Source data Block Start

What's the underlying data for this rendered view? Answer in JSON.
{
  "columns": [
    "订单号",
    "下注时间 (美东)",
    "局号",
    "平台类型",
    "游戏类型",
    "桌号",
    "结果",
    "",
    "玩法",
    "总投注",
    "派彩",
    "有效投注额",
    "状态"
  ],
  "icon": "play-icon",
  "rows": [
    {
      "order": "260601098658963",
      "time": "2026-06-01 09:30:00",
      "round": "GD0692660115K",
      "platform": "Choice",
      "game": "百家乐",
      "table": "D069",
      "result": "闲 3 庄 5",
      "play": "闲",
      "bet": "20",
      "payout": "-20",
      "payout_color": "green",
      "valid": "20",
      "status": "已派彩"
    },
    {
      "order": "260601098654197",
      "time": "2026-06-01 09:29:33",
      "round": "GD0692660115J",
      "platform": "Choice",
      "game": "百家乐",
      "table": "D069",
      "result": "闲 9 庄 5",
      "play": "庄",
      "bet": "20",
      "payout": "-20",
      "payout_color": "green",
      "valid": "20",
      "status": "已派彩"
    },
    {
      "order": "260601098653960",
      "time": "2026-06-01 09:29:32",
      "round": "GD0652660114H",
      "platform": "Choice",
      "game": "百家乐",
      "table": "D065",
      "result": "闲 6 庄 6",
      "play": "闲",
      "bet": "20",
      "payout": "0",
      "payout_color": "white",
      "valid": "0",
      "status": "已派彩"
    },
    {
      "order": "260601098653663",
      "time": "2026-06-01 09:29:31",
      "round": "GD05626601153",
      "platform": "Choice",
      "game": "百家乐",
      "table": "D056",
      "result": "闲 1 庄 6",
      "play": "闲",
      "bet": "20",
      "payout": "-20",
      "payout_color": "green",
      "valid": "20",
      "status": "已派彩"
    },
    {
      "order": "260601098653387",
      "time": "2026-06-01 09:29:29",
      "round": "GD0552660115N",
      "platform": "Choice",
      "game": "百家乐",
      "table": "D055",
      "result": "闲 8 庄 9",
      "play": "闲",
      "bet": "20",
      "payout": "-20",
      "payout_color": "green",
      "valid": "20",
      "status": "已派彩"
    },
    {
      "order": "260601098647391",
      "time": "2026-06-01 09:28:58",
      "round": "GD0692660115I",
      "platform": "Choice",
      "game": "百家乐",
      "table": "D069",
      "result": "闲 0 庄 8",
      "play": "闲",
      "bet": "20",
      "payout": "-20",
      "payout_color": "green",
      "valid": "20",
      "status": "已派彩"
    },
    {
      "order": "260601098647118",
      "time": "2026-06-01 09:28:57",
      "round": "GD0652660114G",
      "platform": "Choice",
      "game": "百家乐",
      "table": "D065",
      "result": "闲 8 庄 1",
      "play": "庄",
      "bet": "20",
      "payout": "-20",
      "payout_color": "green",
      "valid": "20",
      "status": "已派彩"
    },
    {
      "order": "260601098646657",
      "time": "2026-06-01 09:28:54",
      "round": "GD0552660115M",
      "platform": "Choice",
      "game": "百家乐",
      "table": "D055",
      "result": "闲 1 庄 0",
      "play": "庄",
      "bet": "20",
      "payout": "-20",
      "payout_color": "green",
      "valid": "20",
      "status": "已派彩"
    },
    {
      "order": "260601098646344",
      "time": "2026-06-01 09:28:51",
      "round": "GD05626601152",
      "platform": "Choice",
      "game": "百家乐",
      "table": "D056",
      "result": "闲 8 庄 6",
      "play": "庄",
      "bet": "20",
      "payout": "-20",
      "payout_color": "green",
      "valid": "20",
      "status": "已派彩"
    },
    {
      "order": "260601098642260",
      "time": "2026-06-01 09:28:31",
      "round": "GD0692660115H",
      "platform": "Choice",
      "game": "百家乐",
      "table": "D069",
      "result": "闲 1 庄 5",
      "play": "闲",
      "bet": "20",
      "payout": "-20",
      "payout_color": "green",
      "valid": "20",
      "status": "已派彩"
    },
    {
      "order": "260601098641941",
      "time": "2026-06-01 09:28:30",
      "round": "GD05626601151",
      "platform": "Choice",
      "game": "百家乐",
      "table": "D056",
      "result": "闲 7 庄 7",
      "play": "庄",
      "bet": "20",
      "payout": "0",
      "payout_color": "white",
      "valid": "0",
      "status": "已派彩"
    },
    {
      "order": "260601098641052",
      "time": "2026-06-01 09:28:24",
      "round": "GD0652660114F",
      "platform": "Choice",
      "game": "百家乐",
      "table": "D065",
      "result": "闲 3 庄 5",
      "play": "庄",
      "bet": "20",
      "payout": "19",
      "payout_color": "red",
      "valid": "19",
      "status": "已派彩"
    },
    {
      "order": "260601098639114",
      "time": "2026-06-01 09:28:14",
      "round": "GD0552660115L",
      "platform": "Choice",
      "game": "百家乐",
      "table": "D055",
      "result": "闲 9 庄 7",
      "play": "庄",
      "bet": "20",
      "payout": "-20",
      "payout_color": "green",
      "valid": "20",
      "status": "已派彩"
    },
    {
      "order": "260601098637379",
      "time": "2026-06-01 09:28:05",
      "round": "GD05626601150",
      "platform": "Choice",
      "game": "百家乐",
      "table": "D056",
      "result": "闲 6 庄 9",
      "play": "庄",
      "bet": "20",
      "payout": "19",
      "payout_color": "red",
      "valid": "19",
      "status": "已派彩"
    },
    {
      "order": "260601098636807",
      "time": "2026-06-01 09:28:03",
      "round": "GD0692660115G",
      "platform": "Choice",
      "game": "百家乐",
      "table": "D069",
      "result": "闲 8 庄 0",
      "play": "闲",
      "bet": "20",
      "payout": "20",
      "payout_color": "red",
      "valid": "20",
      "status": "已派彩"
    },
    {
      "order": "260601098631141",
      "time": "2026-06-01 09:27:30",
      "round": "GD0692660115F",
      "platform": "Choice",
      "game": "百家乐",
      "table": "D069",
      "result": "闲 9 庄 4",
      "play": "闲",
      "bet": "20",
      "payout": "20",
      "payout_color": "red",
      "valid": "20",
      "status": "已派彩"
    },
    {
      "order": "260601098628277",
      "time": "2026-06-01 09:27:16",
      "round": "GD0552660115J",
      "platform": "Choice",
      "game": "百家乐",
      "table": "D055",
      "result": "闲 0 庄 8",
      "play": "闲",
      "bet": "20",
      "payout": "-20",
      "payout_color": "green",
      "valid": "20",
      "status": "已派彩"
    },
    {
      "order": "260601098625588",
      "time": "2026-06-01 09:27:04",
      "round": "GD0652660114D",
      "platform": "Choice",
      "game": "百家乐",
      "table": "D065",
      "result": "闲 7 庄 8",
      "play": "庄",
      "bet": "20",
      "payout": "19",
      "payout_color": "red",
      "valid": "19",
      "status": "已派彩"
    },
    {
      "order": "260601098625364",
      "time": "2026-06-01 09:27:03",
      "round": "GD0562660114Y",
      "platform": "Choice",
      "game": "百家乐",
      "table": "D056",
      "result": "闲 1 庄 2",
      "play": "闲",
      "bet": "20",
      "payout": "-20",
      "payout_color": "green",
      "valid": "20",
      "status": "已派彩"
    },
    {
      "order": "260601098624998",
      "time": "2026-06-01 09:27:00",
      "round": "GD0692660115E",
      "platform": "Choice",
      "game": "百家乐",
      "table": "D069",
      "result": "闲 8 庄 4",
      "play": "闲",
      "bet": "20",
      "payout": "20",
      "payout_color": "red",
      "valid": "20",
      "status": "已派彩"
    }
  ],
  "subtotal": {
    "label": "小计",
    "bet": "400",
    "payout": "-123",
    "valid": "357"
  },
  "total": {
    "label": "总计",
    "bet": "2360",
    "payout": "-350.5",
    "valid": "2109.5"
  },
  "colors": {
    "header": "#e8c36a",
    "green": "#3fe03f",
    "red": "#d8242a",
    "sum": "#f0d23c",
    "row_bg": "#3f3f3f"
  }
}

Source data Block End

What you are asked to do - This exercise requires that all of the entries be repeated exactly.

Response area -
What's the underlying data for this rendered view? Answer in JSON.
{
  "columns": [
    "订单号",
    "下注时间 (美东)",
    "局号",
    "平台类型",
    "游戏类型",
    "桌号",
    "结果",
    "",
    "玩法",
    "总投注",
    "派彩",
    "有效投注额",
    "状态"
  ],
  "icon": "play-icon",
  "rows": [
    {
      "order": "260601098658963",
      "time": "2026-06-01 09:30:00",
      "round": "GD0692660115K",
      "platform": "Choice",
      "game": "百家乐",
      "table": "D069",
      "result": "闲 3 庄 5",
      "play": "闲",
      "bet": "20",
      "payout": "-20",
      "payout_color": "green",
      "valid": "20",
      "status": "已派彩"
    },
    {
      "order": "260601098654197",
      "time": "2026-06-01 09:29:33",
      "round": "GD0692660115J",
      "platform": "Choice",
      "game": "百家乐",
      "table": "D069",
      "result": "闲 9 庄 5",
      "play": "庄",
      "bet": "20",
      "payout": "-20",
      "payout_color": "green",
      "valid": "20",
      "status": "已派彩"
    },
    {
      "order": "260601098653960",
      "time": "2026-06-01 09:29:32",
      "round": "GD0652660114H",
      "platform": "Choice",
      "game": "百家乐",
      "table": "D065",
      "result": "闲 6 庄 6",
      "play": "闲",
      "bet": "20",
      "payout": "0",
      "payout_color": "white",
      "valid": "0",
      "status": "已派彩"
    },
    {
      "order": "260601098653663",
      "time": "2026-06-01 09:29:31",
      "round": "GD05626601153",
      "platform": "Choice",
      "game": "百家乐",
      "table": "D056",
      "result": "闲 1 庄 6",
      "play": "闲",
      "bet": "20",
      "payout": "-20",
      "payout_color": "green",
      "valid": "20",
      "status": "已派彩"
    },
    {
      "order": "260601098653387",
      "time": "2026-06-01 09:29:29",
      "round": "GD0552660115N",
      "platform": "Choice",
      "game": "百家乐",
      "table": "D055",
      "result": "闲 8 庄 9",
      "play": "闲",
      "bet": "20",
      "payout": "-20",
      "payout_color": "green",
      "valid": "20",
      "status": "已派彩"
    },
    {
      "order": "260601098647391",
      "time": "2026-06-01 09:28:58",
      "round": "GD0692660115I",
      "platform": "Choice",
      "game": "百家乐",
      "table": "D069",
      "result": "闲 0 庄 8",
      "play": "闲",
      "bet": "20",
      "payout": "-20",
      "payout_color": "green",
      "valid": "20",
      "status": "已派彩"
    },
    {
      "order": "260601098647118",
      "time": "2026-06-01 09:28:57",
      "round": "GD0652660114G",
      "platform": "Choice",
      "game": "百家乐",
      "table": "D065",
      "result": "闲 8 庄 1",
      "play": "庄",
      "bet": "20",
      "payout": "-20",
      "payout_color": "green",
      "valid": "20",
      "status": "已派彩"
    },
    {
      "order": "260601098646657",
      "time": "2026-06-01 09:28:54",
      "round": "GD0552660115M",
      "platform": "Choice",
      "game": "百家乐",
      "table": "D055",
      "result": "闲 1 庄 0",
      "play": "庄",
      "bet": "20",
      "payout": "-20",
      "payout_color": "green",
      "valid": "20",
      "status": "已派彩"
    },
    {
      "order": "260601098646344",
      "time": "2026-06-01 09:28:51",
      "round": "GD05626601152",
      "platform": "Choice",
      "game": "百家乐",
      "table": "D056",
      "result": "闲 8 庄 6",
      "play": "庄",
      "bet": "20",
      "payout": "-20",
      "payout_color": "green",
      "valid": "20",
      "status": "已派彩"
    },
    {
      "order": "260601098642260",
      "time": "2026-06-01 09:28:31",
      "round": "GD0692660115H",
      "platform": "Choice",
      "game": "百家乐",
      "table": "D069",
      "result": "闲 1 庄 5",
      "play": "闲",
      "bet": "20",
      "payout": "-20",
      "payout_color": "green",
      "valid": "20",
      "status": "已派彩"
    },
    {
      "order": "260601098641941",
      "time": "2026-06-01 09:28:30",
      "round": "GD05626601151",
      "platform": "Choice",
      "game": "百家乐",
      "table": "D056",
      "result": "闲 7 庄 7",
      "play": "庄",
      "bet": "20",
      "payout": "0",
      "payout_color": "white",
      "valid": "0",
      "status": "已派彩"
    },
    {
      "order": "260601098641052",
      "time": "2026-06-01 09:28:24",
      "round": "GD0652660114F",
      "platform": "Choice",
      "game": "百家乐",
      "table": "D065",
      "result": "闲 3 庄 5",
      "play": "庄",
      "bet": "20",
      "payout": "19",
      "payout_color": "red",
      "valid": "19",
      "status": "已派彩"
    },
    {
      "order": "260601098639114",
      "time": "2026-06-01 09:28:14",
      "round": "GD0552660115L",
      "platform": "Choice",
      "game": "百家乐",
      "table": "D055",
      "result": "闲 9 庄 7",
      "play": "庄",
      "bet": "20",
      "payout": "-20",
      "payout_color": "green",
      "valid": "20",
      "status": "已派彩"
    },
    {
      "order": "260601098637379",
      "time": "2026-06-01 09:28:05",
      "round": "GD05626601150",
      "platform": "Choice",
      "game": "百家乐",
      "table": "D056",
      "result": "闲 6 庄 9",
      "play": "庄",
      "bet": "20",
      "payout": "19",
      "payout_color": "red",
      "valid": "19",
      "status": "已派彩"
    },
    {
      "order": "260601098636807",
      "time": "2026-06-01 09:28:03",
      "round": "GD0692660115G",
      "platform": "Choice",
      "game": "百家乐",
      "table": "D069",
      "result": "闲 8 庄 0",
      "play": "闲",
      "bet": "20",
      "payout": "20",
      "payout_color": "red",
      "valid": "20",
      "status": "已派彩"
    },
    {
      "order": "260601098631141",
      "time": "2026-06-01 09:27:30",
      "round": "GD0692660115F",
      "platform": "Choice",
      "game": "百家乐",
      "table": "D069",
      "result": "闲 9 庄 4",
      "play": "闲",
      "bet": "20",
      "payout": "20",
      "payout_color": "red",
      "valid": "20",
      "status": "已派彩"
    },
    {
      "order": "260601098628277",
      "time": "2026-06-01 09:27:16",
      "round": "GD0552660115J",
      "platform": "Choice",
      "game": "百家乐",
      "table": "D055",
      "result": "闲 0 庄 8",
      "play": "闲",
      "bet": "20",
      "payout": "-20",
      "payout_color": "green",
      "valid": "20",
      "status": "已派彩"
    },
    {
      "order": "260601098625588",
      "time": "2026-06-01 09:27:04",
      "round": "GD0652660114D",
      "platform": "Choice",
      "game": "百家乐",
      "table": "D065",
      "result": "闲 7 庄 8",
      "play": "庄",
      "bet": "20",
      "payout": "19",
      "payout_color": "red",
      "valid": "19",
      "status": "已派彩"
    },
    {
      "order": "260601098625364",
      "time": "2026-06-01 09:27:03",
      "round": "GD0562660114Y",
      "platform": "Choice",
      "game": "百家乐",
      "table": "D056",
      "result": "闲 1 庄 2",
      "play": "闲",
      "bet": "20",
      "payout": "-20",
      "payout_color": "green",
      "valid": "20",
      "status": "已派彩"
    },
    {
      "order": "260601098624998",
      "time": "2026-06-01 09:27:00",
      "round": "GD0692660115E",
      "platform": "Choice",
      "game": "百家乐",
      "table": "D069",
      "result": "闲 8 庄 4",
      "play": "闲",
      "bet": "20",
      "payout": "20",
      "payout_color": "red",
      "valid": "20",
      "status": "已派彩"
    }
  ],
  "subtotal": {
    "label": "小计",
    "bet": "400",
    "payout": "-123",
    "valid": "357"
  },
  "total": {
    "label": "总计",
    "bet": "2360",
    "payout": "-350.5",
    "valid": "2109.5"
  },
  "colors": {
    "header": "#e8c36a",
    "green": "#3fe03f",
    "red": "#d8242a",
    "sum": "#f0d23c",
    "row_bg": "#3f3f3f"
  }
}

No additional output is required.